## Data in this exercise
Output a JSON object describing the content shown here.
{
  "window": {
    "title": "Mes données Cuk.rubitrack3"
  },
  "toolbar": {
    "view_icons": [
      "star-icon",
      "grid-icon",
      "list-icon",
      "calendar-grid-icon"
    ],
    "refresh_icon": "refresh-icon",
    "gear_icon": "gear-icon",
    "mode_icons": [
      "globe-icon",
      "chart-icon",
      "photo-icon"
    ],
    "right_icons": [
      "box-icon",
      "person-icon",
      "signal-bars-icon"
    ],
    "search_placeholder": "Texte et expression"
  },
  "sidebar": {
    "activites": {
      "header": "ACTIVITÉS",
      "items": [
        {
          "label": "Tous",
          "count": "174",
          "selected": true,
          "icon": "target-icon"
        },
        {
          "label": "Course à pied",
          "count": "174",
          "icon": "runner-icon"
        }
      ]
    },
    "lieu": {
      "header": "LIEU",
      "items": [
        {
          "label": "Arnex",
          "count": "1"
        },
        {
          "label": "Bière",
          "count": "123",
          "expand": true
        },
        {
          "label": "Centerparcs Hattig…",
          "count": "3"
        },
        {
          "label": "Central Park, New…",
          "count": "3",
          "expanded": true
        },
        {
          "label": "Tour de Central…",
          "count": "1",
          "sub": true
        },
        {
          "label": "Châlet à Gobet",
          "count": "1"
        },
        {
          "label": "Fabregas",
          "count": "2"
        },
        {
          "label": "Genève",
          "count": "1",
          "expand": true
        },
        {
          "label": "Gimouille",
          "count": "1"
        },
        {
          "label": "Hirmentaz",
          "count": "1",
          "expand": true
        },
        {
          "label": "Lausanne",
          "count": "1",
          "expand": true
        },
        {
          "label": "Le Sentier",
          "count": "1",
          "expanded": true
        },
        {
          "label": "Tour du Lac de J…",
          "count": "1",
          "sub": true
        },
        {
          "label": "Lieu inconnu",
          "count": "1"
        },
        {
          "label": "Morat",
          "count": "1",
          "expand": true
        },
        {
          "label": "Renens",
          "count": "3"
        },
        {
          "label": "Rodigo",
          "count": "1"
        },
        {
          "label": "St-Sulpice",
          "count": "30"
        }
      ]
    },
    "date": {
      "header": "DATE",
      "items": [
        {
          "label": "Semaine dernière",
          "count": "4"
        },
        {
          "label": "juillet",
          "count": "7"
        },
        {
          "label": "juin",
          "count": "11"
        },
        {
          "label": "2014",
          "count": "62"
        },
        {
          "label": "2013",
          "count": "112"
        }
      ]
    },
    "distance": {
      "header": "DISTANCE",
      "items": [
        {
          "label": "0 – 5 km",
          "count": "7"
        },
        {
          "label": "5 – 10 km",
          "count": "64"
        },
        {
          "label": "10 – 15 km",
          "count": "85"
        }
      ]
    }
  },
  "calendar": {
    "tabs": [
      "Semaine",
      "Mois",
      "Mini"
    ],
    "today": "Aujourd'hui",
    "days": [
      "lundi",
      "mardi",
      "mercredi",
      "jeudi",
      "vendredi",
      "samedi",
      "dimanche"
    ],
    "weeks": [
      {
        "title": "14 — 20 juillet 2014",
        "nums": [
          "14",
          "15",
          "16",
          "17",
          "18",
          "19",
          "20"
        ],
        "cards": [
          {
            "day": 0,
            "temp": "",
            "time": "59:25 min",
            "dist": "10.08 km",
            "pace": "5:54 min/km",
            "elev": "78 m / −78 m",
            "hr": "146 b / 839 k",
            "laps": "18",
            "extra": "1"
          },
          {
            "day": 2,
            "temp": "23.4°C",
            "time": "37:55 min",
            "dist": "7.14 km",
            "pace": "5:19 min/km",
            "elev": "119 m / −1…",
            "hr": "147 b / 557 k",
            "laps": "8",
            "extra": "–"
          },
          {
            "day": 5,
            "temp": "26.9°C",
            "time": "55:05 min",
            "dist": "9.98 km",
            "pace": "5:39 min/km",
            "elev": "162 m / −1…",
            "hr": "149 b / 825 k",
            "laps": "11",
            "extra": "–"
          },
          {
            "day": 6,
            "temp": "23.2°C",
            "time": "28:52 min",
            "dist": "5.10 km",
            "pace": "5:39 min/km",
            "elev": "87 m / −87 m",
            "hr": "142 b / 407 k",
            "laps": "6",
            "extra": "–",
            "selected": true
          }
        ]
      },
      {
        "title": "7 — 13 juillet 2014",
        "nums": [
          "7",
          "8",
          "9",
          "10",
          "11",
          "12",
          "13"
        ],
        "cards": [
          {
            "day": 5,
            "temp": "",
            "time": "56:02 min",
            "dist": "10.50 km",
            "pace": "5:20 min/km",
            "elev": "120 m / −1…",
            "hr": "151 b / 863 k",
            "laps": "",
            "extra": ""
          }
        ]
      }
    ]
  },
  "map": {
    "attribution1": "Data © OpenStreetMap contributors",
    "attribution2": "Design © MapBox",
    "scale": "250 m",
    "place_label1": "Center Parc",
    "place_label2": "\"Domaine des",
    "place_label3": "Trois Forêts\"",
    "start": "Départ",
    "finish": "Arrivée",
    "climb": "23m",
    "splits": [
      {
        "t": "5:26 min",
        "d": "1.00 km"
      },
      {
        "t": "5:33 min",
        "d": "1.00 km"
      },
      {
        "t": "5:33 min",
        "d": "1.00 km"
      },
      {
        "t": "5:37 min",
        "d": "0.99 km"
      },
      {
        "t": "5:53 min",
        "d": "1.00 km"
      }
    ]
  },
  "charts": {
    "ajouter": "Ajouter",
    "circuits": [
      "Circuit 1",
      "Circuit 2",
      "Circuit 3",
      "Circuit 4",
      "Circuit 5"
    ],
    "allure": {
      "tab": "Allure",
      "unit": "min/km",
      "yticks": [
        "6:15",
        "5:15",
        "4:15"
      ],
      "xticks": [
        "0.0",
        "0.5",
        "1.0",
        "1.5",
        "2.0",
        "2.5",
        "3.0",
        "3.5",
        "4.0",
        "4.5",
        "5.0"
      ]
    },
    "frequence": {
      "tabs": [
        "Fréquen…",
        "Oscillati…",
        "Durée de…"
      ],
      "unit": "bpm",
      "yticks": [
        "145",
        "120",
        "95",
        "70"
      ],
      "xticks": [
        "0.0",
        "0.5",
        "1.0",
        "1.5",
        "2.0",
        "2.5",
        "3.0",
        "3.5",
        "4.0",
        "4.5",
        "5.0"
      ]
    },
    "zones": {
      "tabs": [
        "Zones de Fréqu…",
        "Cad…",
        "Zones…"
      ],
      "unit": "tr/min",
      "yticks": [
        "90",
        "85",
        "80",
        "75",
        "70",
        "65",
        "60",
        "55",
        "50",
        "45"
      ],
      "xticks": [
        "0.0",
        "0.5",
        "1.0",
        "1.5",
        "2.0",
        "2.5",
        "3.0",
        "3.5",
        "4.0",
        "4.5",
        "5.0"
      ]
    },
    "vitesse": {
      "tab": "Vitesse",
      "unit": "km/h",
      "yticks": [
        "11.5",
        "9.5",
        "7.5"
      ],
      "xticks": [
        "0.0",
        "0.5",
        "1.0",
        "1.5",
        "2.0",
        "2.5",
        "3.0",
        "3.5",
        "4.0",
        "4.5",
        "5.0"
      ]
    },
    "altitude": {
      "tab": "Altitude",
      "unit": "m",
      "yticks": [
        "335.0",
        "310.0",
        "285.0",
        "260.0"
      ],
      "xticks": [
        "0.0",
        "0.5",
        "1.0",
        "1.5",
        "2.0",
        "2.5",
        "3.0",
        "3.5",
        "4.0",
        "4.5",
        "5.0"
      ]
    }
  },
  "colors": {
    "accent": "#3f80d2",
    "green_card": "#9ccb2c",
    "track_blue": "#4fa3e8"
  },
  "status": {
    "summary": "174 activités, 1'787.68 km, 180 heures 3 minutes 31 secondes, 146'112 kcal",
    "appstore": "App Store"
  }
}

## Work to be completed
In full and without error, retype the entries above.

## Result for this exercise
Output a JSON object describing the content shown here.
{
  "window": {
    "title": "Mes données Cuk.rubitrack3"
  },
  "toolbar": {
    "view_icons": [
      "star-icon",
      "grid-icon",
      "list-icon",
      "calendar-grid-icon"
    ],
    "refresh_icon": "refresh-icon",
    "gear_icon": "gear-icon",
    "mode_icons": [
      "globe-icon",
      "chart-icon",
      "photo-icon"
    ],
    "right_icons": [
      "box-icon",
      "person-icon",
      "signal-bars-icon"
    ],
    "search_placeholder": "Texte et expression"
  },
  "sidebar": {
    "activites": {
      "header": "ACTIVITÉS",
      "items": [
        {
          "label": "Tous",
          "count": "174",
          "selected": true,
          "icon": "target-icon"
        },
        {
          "label": "Course à pied",
          "count": "174",
          "icon": "runner-icon"
        }
      ]
    },
    "lieu": {
      "header": "LIEU",
      "items": [
        {
          "label": "Arnex",
          "count": "1"
        },
        {
          "label": "Bière",
          "count": "123",
          "expand": true
        },
        {
          "label": "Centerparcs Hattig…",
          "count": "3"
        },
        {
          "label": "Central Park, New…",
          "count": "3",
          "expanded": true
        },
        {
          "label": "Tour de Central…",
          "count": "1",
          "sub": true
        },
        {
          "label": "Châlet à Gobet",
          "count": "1"
        },
        {
          "label": "Fabregas",
          "count": "2"
        },
        {
          "label": "Genève",
          "count": "1",
          "expand": true
        },
        {
          "label": "Gimouille",
          "count": "1"
        },
        {
          "label": "Hirmentaz",
          "count": "1",
          "expand": true
        },
        {
          "label": "Lausanne",
          "count": "1",
          "expand": true
        },
        {
          "label": "Le Sentier",
          "count": "1",
          "expanded": true
        },
        {
          "label": "Tour du Lac de J…",
          "count": "1",
          "sub": true
        },
        {
          "label": "Lieu inconnu",
          "count": "1"
        },
        {
          "label": "Morat",
          "count": "1",
          "expand": true
        },
        {
          "label": "Renens",
          "count": "3"
        },
        {
          "label": "Rodigo",
          "count": "1"
        },
        {
          "label": "St-Sulpice",
          "count": "30"
        }
      ]
    },
    "date": {
      "header": "DATE",
      "items": [
        {
          "label": "Semaine dernière",
          "count": "4"
        },
        {
          "label": "juillet",
          "count": "7"
        },
        {
          "label": "juin",
          "count": "11"
        },
        {
          "label": "2014",
          "count": "62"
        },
        {
          "label": "2013",
          "count": "112"
        }
      ]
    },
    "distance": {
      "header": "DISTANCE",
      "items": [
        {
          "label": "0 – 5 km",
          "count": "7"
        },
        {
          "label": "5 – 10 km",
          "count": "64"
        },
        {
          "label": "10 – 15 km",
          "count": "85"
        }
      ]
    }
  },
  "calendar": {
    "tabs": [
      "Semaine",
      "Mois",
      "Mini"
    ],
    "today": "Aujourd'hui",
    "days": [
      "lundi",
      "mardi",
      "mercredi",
      "jeudi",
      "vendredi",
      "samedi",
      "dimanche"
    ],
    "weeks": [
      {
        "title": "14 — 20 juillet 2014",
        "nums": [
          "14",
          "15",
          "16",
          "17",
          "18",
          "19",
          "20"
        ],
        "cards": [
          {
            "day": 0,
            "temp": "",
            "time": "59:25 min",
            "dist": "10.08 km",
            "pace": "5:54 min/km",
            "elev": "78 m / −78 m",
            "hr": "146 b / 839 k",
            "laps": "18",
            "extra": "1"
          },
          {
            "day": 2,
            "temp": "23.4°C",
            "time": "37:55 min",
            "dist": "7.14 km",
            "pace": "5:19 min/km",
            "elev": "119 m / −1…",
            "hr": "147 b / 557 k",
            "laps": "8",
            "extra": "–"
          },
          {
            "day": 5,
            "temp": "26.9°C",
            "time": "55:05 min",
            "dist": "9.98 km",
            "pace": "5:39 min/km",
            "elev": "162 m / −1…",
            "hr": "149 b / 825 k",
            "laps": "11",
            "extra": "–"
          },
          {
            "day": 6,
            "temp": "23.2°C",
            "time": "28:52 min",
            "dist": "5.10 km",
            "pace": "5:39 min/km",
            "elev": "87 m / −87 m",
            "hr": "142 b / 407 k",
            "laps": "6",
            "extra": "–",
            "selected": true
          }
        ]
      },
      {
        "title": "7 — 13 juillet 2014",
        "nums": [
          "7",
          "8",
          "9",
          "10",
          "11",
          "12",
          "13"
        ],
        "cards": [
          {
            "day": 5,
            "temp": "",
            "time": "56:02 min",
            "dist": "10.50 km",
            "pace": "5:20 min/km",
            "elev": "120 m / −1…",
            "hr": "151 b / 863 k",
            "laps": "",
            "extra": ""
          }
        ]
      }
    ]
  },
  "map": {
    "attribution1": "Data © OpenStreetMap contributors",
    "attribution2": "Design © MapBox",
    "scale": "250 m",
    "place_label1": "Center Parc",
    "place_label2": "\"Domaine des",
    "place_label3": "Trois Forêts\"",
    "start": "Départ",
    "finish": "Arrivée",
    "climb": "23m",
    "splits": [
      {
        "t": "5:26 min",
        "d": "1.00 km"
      },
      {
        "t": "5:33 min",
        "d": "1.00 km"
      },
      {
        "t": "5:33 min",
        "d": "1.00 km"
      },
      {
        "t": "5:37 min",
        "d": "0.99 km"
      },
      {
        "t": "5:53 min",
        "d": "1.00 km"
      }
    ]
  },
  "charts": {
    "ajouter": "Ajouter",
    "circuits": [
      "Circuit 1",
      "Circuit 2",
      "Circuit 3",
      "Circuit 4",
      "Circuit 5"
    ],
    "allure": {
      "tab": "Allure",
      "unit": "min/km",
      "yticks": [
        "6:15",
        "5:15",
        "4:15"
      ],
      "xticks": [
        "0.0",
        "0.5",
        "1.0",
        "1.5",
        "2.0",
        "2.5",
        "3.0",
        "3.5",
        "4.0",
        "4.5",
        "5.0"
      ]
    },
    "frequence": {
      "tabs": [
        "Fréquen…",
        "Oscillati…",
        "Durée de…"
      ],
      "unit": "bpm",
      "yticks": [
        "145",
        "120",
        "95",
        "70"
      ],
      "xticks": [
        "0.0",
        "0.5",
        "1.0",
        "1.5",
        "2.0",
        "2.5",
        "3.0",
        "3.5",
        "4.0",
        "4.5",
        "5.0"
      ]
    },
    "zones": {
      "tabs": [
        "Zones de Fréqu…",
        "Cad…",
        "Zones…"
      ],
      "unit": "tr/min",
      "yticks": [
        "90",
        "85",
        "80",
        "75",
        "70",
        "65",
        "60",
        "55",
        "50",
        "45"
      ],
      "xticks": [
        "0.0",
        "0.5",
        "1.0",
        "1.5",
        "2.0",
        "2.5",
        "3.0",
        "3.5",
        "4.0",
        "4.5",
        "5.0"
      ]
    },
    "vitesse": {
      "tab": "Vitesse",
      "unit": "km/h",
      "yticks": [
        "11.5",
        "9.5",
        "7.5"
      ],
      "xticks": [
        "0.0",
        "0.5",
        "1.0",
        "1.5",
        "2.0",
        "2.5",
        "3.0",
        "3.5",
        "4.0",
        "4.5",
        "5.0"
      ]
    },
    "altitude": {
      "tab": "Altitude",
      "unit": "m",
      "yticks": [
        "335.0",
        "310.0",
        "285.0",
        "260.0"
      ],
      "xticks": [
        "0.0",
        "0.5",
        "1.0",
        "1.5",
        "2.0",
        "2.5",
        "3.0",
        "3.5",
        "4.0",
        "4.5",
        "5.0"
      ]
    }
  },
  "colors": {
    "accent": "#3f80d2",
    "green_card": "#9ccb2c",
    "track_blue": "#4fa3e8"
  },
  "status": {
    "summary": "174 activités, 1'787.68 km, 180 heures 3 minutes 31 secondes, 146'112 kcal",
    "appstore": "App Store"
  }
}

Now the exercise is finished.